- [Problem to solve]: Check each line of the data for "serving", and copy the ones that have it.

- [Given records]:
::::::

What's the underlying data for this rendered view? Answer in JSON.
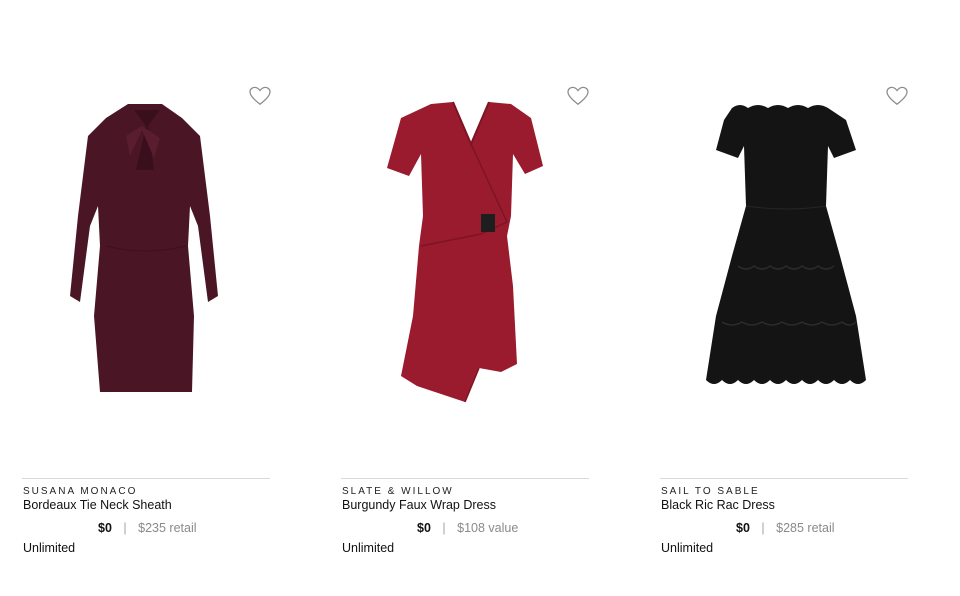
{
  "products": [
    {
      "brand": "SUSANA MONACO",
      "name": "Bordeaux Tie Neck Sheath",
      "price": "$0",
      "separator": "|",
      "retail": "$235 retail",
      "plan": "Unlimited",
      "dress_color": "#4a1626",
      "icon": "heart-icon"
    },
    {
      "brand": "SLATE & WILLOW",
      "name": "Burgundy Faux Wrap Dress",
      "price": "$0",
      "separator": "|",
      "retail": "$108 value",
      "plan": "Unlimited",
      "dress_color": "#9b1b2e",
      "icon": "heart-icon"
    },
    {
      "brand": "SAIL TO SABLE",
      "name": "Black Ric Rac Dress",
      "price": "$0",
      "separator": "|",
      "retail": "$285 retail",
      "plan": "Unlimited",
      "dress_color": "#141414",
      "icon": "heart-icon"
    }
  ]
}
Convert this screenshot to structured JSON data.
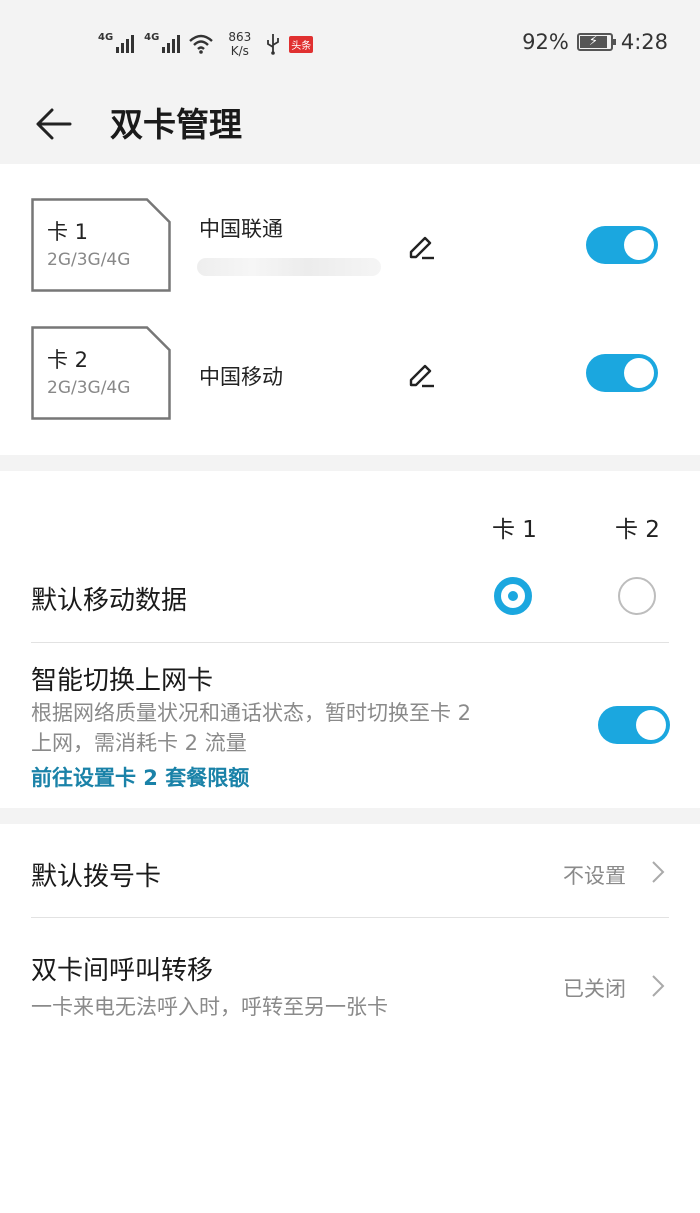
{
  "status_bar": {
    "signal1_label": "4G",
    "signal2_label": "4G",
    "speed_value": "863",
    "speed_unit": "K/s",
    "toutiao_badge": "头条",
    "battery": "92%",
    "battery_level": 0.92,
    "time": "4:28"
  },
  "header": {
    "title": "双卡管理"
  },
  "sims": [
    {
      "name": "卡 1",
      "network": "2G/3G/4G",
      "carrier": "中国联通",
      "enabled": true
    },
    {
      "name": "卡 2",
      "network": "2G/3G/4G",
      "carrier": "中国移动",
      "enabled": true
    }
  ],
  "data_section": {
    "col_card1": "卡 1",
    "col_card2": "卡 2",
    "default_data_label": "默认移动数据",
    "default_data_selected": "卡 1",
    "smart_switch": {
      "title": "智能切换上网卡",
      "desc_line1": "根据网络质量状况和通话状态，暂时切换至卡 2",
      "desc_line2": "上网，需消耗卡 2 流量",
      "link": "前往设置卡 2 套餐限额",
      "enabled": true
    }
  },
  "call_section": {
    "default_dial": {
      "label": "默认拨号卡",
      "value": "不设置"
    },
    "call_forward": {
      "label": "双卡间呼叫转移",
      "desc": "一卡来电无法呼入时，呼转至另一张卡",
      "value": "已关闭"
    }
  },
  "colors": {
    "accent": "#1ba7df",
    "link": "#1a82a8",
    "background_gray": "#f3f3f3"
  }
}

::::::

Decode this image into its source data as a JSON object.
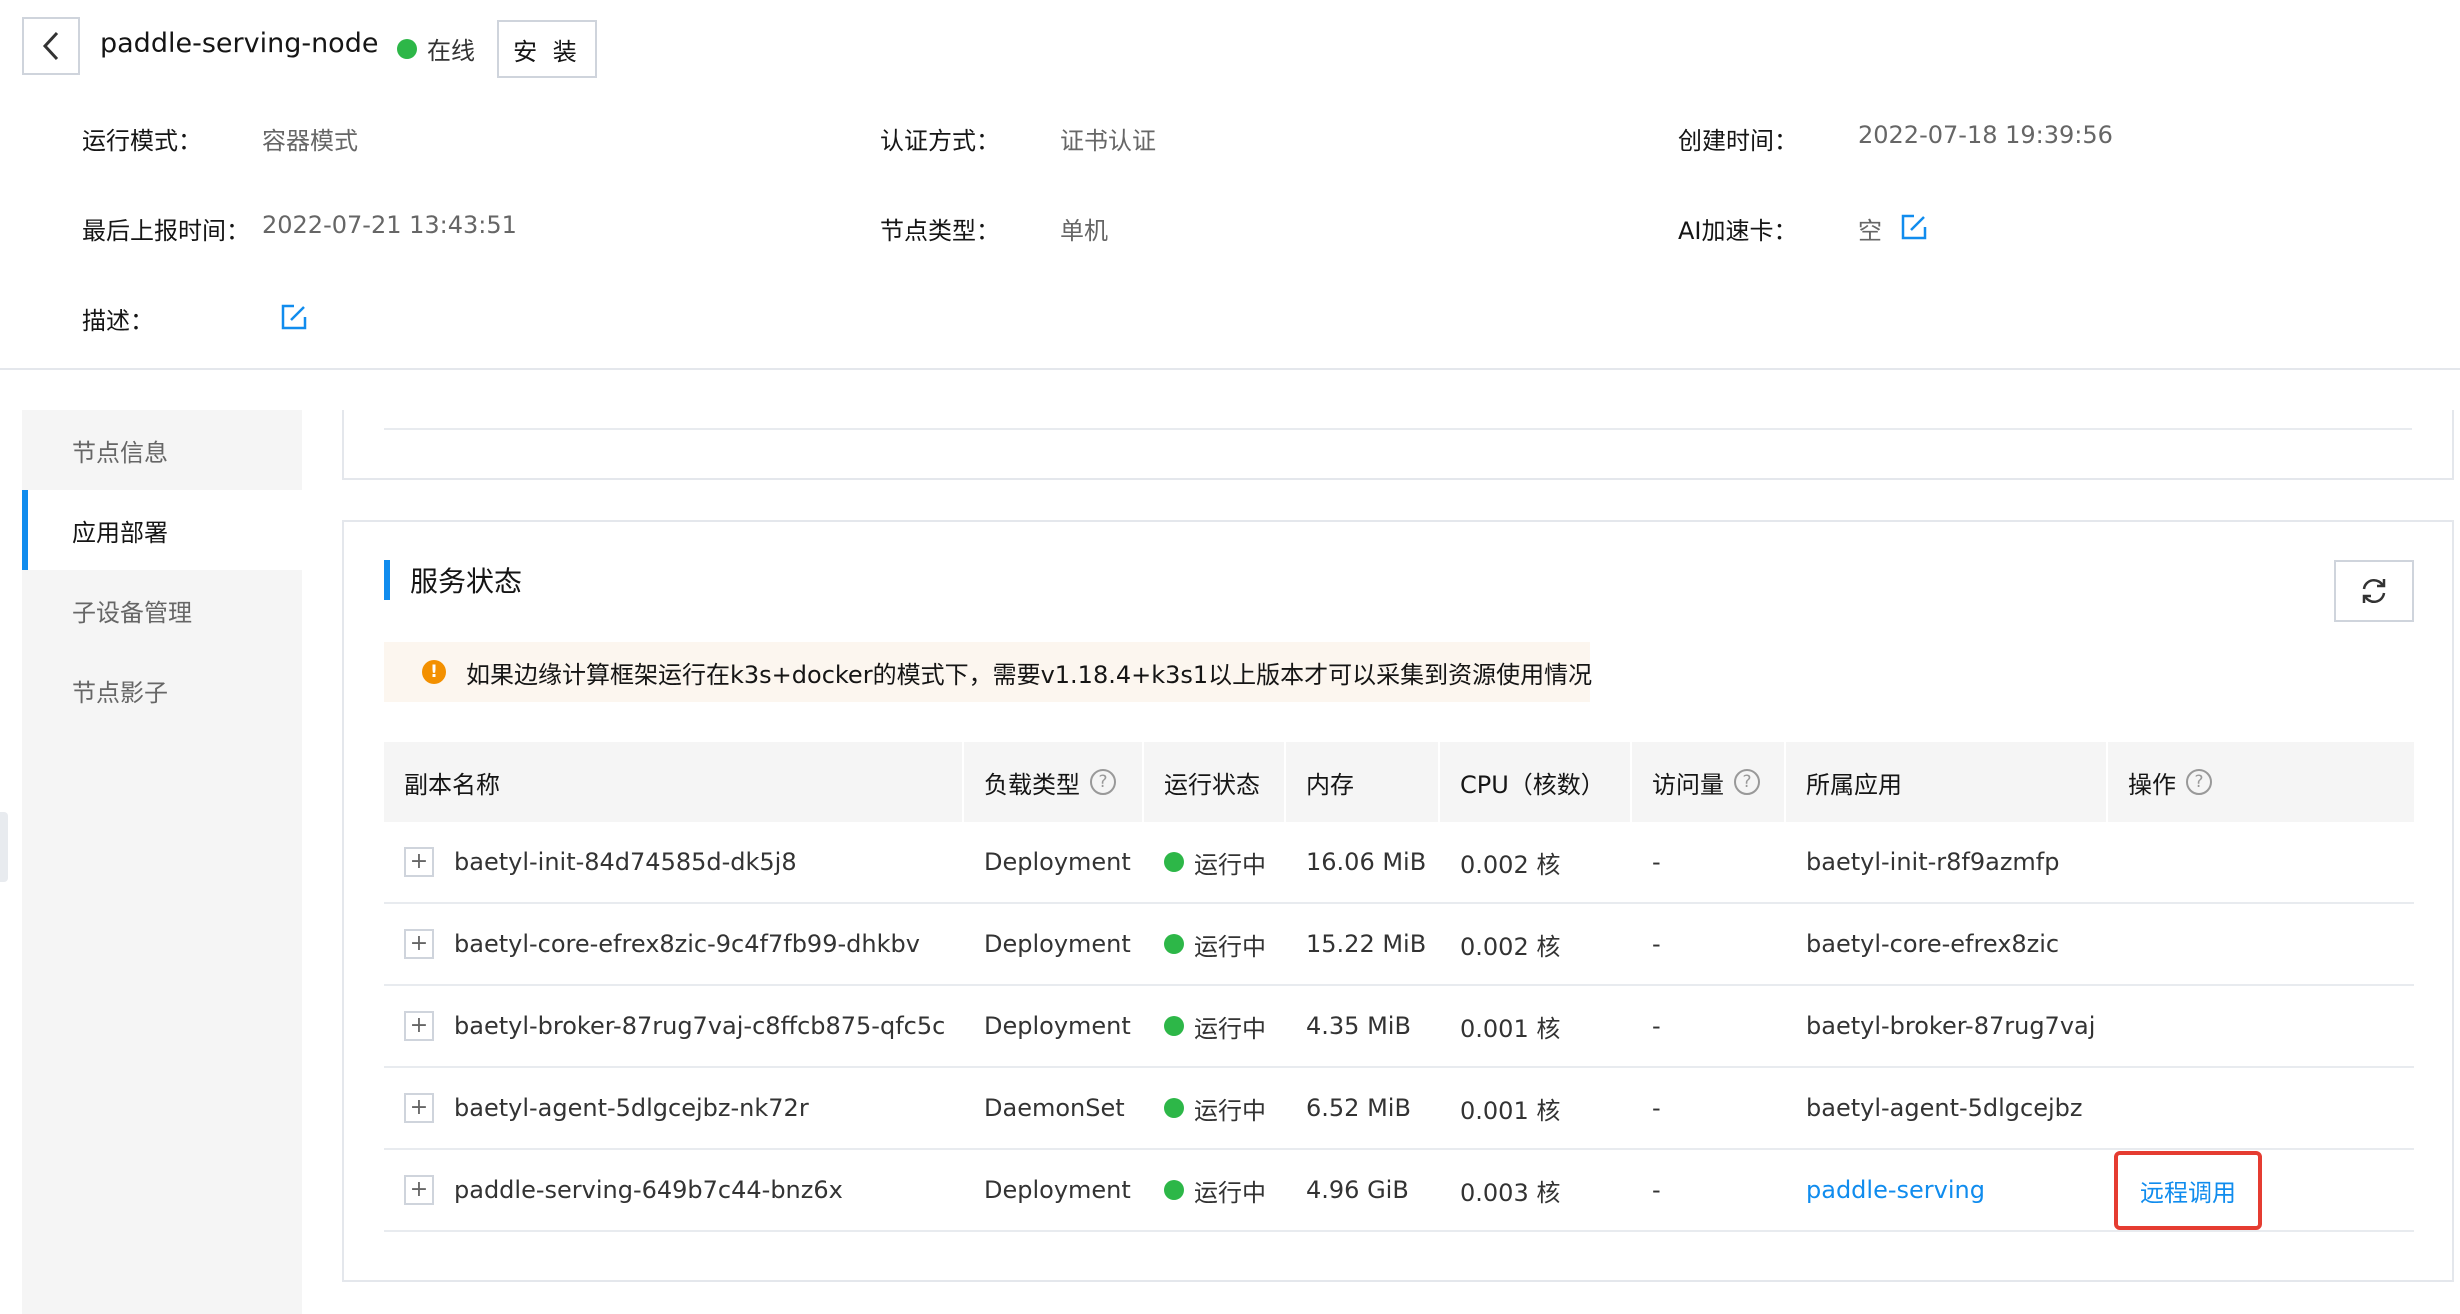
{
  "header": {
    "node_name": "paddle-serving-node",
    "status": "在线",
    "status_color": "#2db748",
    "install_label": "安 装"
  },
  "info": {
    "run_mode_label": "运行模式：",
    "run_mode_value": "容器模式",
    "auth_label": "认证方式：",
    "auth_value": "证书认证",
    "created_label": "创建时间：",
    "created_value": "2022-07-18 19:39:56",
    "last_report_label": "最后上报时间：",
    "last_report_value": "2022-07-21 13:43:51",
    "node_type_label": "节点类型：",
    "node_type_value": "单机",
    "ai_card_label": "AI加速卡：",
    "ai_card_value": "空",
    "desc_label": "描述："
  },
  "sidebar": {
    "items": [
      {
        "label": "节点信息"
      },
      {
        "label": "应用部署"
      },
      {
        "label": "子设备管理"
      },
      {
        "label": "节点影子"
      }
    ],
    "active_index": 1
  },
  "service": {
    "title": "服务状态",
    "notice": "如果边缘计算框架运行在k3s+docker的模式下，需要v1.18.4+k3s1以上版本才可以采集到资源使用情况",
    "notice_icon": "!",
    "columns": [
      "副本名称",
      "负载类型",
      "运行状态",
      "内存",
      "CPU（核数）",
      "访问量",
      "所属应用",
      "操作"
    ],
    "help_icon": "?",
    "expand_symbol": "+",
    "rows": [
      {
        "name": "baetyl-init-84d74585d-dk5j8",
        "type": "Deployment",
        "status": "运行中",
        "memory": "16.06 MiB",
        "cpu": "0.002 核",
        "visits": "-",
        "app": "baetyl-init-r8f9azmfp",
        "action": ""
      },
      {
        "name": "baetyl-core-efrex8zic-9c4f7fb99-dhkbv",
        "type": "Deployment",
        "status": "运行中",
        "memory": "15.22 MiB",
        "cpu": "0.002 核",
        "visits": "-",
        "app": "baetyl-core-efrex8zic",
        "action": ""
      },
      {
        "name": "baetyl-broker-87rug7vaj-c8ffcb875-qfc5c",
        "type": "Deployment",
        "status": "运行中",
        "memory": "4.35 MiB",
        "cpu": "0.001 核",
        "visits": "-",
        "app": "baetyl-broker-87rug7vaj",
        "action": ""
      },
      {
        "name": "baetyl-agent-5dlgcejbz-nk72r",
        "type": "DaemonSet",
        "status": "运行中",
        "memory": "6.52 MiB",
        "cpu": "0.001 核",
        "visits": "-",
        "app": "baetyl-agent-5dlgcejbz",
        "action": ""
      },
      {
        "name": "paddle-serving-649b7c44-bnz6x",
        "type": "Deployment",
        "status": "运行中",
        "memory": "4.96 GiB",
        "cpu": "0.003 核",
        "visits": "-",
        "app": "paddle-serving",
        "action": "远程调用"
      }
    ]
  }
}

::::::

- [Exercise answer]:
    "node_name": "paddle-serving-node",
        "name": "paddle-serving-649b7c44-bnz6x",
        "app": "paddle-serving",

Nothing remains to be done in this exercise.